Over the past week, the Biden Administration and Senate Democrats have released proposals to change how the U.S. taxes multinational companies.
American Jobs Plan and Made in America Tax Plan
President Biden unveiled a broad outline of a $2 trillion jobs proposal focused on infrastructure and climate initiatives. Funding for the plan would be achieved in part through tax changes aimed at corporations.
The “American Jobs Plan” would heavily invest in rebuilding infrastructure and shift to greener energy over the next eight years. Further details of the American Jobs Plan are available in the White House Fact Sheet.
Along with the American Jobs Plan, the Biden Administration laid out the “Made in America Tax Plan” which proposes changes that will raise over $2 trillion over the next 15 years.
Key tax proposals of the Made in America Tax Plan as listed in the White House Fact Sheet:
- Increase the corporate tax rate from 21% to 28%
- Create a new corporate minimum tax of 15% on “book income” of large corporations
- Increase IRS corporate enforcement budget

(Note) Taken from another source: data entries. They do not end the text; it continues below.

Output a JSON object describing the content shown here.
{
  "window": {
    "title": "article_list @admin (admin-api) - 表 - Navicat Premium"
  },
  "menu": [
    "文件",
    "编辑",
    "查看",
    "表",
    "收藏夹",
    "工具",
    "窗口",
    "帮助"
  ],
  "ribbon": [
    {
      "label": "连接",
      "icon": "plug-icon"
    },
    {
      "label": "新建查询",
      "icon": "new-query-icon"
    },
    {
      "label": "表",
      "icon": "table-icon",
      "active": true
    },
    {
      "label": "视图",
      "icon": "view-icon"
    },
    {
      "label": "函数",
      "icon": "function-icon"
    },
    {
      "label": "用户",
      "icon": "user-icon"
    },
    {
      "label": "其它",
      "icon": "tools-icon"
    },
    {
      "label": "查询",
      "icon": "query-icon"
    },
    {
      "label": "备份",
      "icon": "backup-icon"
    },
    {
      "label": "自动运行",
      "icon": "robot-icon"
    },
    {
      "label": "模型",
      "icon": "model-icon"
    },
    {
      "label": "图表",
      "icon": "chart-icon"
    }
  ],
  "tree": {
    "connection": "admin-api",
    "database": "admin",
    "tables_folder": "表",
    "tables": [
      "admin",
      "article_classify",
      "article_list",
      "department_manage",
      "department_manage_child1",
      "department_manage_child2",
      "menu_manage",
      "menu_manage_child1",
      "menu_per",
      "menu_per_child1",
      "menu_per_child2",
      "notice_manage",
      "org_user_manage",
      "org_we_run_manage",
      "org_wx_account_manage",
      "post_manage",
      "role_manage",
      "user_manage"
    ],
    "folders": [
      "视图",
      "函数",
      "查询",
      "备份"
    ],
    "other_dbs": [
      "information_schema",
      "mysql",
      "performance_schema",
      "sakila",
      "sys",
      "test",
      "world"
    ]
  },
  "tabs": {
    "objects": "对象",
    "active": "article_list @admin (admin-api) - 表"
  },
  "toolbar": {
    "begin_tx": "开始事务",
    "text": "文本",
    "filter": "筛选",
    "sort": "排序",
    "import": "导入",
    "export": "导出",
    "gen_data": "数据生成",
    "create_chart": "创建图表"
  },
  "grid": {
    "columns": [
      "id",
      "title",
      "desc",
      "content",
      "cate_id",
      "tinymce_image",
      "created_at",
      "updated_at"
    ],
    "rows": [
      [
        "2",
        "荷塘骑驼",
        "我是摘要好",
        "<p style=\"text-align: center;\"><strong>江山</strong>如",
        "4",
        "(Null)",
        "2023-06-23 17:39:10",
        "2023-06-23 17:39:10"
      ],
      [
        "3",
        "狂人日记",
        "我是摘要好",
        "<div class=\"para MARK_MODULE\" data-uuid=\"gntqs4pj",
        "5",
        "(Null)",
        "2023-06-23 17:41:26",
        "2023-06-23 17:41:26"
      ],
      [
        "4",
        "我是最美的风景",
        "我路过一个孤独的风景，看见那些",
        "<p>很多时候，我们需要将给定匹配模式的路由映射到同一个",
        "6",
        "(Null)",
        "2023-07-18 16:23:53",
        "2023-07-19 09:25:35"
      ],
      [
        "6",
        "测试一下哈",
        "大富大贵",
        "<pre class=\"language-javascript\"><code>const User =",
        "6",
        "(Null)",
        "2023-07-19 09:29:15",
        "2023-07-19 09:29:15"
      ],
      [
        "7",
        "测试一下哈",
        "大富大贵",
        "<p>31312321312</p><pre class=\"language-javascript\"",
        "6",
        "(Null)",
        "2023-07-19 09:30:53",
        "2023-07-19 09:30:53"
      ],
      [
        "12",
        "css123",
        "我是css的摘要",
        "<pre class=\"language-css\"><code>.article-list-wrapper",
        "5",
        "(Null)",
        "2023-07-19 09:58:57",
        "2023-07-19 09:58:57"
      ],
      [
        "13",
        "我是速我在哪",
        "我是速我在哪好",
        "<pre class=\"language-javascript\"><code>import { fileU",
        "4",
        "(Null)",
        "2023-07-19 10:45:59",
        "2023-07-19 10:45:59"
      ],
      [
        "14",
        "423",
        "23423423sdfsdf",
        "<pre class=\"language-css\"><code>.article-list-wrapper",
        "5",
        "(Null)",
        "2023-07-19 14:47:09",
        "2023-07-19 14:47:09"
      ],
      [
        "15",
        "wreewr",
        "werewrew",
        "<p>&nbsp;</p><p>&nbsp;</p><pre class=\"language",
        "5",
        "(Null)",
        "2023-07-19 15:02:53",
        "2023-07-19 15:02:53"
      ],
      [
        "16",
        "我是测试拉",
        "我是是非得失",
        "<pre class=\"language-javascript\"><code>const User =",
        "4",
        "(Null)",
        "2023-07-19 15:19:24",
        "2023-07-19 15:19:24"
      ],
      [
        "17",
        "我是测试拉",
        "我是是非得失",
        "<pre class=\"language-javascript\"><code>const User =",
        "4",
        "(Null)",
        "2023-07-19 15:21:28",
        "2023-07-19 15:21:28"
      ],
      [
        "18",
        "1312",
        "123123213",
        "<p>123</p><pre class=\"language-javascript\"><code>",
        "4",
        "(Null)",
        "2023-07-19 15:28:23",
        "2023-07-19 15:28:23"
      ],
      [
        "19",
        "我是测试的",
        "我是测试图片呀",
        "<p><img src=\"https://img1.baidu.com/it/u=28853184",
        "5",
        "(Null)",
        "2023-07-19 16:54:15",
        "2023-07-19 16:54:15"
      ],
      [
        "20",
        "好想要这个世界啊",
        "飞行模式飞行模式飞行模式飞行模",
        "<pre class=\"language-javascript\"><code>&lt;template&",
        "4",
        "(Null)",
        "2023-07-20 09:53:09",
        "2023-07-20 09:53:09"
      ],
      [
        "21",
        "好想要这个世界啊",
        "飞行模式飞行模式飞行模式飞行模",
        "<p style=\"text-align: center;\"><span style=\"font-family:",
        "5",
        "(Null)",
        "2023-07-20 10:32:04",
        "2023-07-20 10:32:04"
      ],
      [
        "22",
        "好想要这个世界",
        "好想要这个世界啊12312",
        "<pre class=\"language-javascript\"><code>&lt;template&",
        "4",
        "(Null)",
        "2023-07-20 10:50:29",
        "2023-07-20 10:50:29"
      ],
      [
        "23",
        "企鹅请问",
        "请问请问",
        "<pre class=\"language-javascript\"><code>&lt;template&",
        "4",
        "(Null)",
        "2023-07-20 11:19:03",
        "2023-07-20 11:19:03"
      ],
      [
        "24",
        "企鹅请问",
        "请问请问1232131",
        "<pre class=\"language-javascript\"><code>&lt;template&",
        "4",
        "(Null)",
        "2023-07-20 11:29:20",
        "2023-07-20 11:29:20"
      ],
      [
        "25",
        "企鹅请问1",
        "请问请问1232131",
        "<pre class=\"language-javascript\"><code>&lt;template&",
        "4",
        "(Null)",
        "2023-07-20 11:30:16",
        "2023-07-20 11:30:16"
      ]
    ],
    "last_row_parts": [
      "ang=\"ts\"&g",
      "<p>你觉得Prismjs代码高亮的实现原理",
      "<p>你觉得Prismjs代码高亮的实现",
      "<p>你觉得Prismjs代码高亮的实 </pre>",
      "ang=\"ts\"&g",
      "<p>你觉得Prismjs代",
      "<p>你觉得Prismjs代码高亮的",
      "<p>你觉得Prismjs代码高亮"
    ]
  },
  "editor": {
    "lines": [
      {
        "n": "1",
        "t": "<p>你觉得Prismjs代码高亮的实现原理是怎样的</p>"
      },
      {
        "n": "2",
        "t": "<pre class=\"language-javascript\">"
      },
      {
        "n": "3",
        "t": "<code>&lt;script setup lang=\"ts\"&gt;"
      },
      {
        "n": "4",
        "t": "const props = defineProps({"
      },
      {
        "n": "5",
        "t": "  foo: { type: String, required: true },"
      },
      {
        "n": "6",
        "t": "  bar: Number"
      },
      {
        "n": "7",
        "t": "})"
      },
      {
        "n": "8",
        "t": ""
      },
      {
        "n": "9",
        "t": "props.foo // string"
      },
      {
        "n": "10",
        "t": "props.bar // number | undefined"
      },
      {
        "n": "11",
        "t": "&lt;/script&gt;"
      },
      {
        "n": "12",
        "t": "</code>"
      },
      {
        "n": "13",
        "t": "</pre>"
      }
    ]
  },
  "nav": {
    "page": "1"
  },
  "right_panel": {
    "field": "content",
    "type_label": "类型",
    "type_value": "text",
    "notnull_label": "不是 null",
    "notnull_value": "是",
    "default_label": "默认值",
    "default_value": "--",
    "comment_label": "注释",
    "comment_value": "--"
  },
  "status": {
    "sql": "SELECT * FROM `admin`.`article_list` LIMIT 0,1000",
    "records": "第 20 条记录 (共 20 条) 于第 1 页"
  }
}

- Increase the tax rate on global intangible low-taxed income (“GILTI”) from 10.5% to 21%, eliminate the 10% return on tangible assets (QBAI) and institute a country-by-country calculation
- Elimination of the foreign derived intangible income (“FDII”) deduction
- Tightening anti-inversion rules making it harder for U.S. corporations to invert
- Disallow certain expense deductions for companies offshoring jobs and provides credits to support onshoring jobs
- Enact a new rule disallowing profit-stripping deductions for payments made to foreign corporation if the foreign corporation is “based in a country that does not adopt a strong minimum tax”. This proposal may signal a possible repeal of the base erosion and anti-abuse tax (“BEAT”) as the fact sheet states that this proposal will replace “an ineffective provision in the 2017 tax law that tried to stop foreign corporations from stripping profits out of the United States”
- Eliminates tax preferences for fossil fuels
The plan also indicates that additional proposals relating to individual taxation will be forthcoming.
Senate Democrats Framework – Overhauling International Taxation
The framework comes from Finance Committee Chairman Ron Wyden (D., Ore.) and members of the committee Senators Sherrod Brown (D., Ohio) and Mark Warner (D., Va.) and proposes revisions to the Tax Cuts and Jobs Act of 2017, including:
- GILTI: increase the GILTI tax rate (no specific rate increase mentioned), country-by-country calculations, eliminating the 10% QBAI return, adding an incentive to onshore research and management jobs by reducing the burden placed by these expenses on the foreign tax credit system
- FDII: eliminating the 10% QBAI hurdle in the FDII calculation, incentivizing companies that incur expenses for innovation-spurring activities occurring in the U.S. and equalizing the FDII and GILTI rates
- BEAT: increase the rate (no specific rate increase mentioned) on base erosion payments, capture more revenue from companies eroding the U.S. tax base and restoring full value of tax credits that support investment and opportunity in the U.S. under the BEAT calculation
We anticipate that additional details on the proposed tax changes will be included in the President’s FY 2022 budget plan and any debates to follow. Companies should begin evaluating the “American Jobs Plan”, “Made in America Tax Plan” and the Senate Democrats Framework and consider modeling the potential tax impact of these proposals.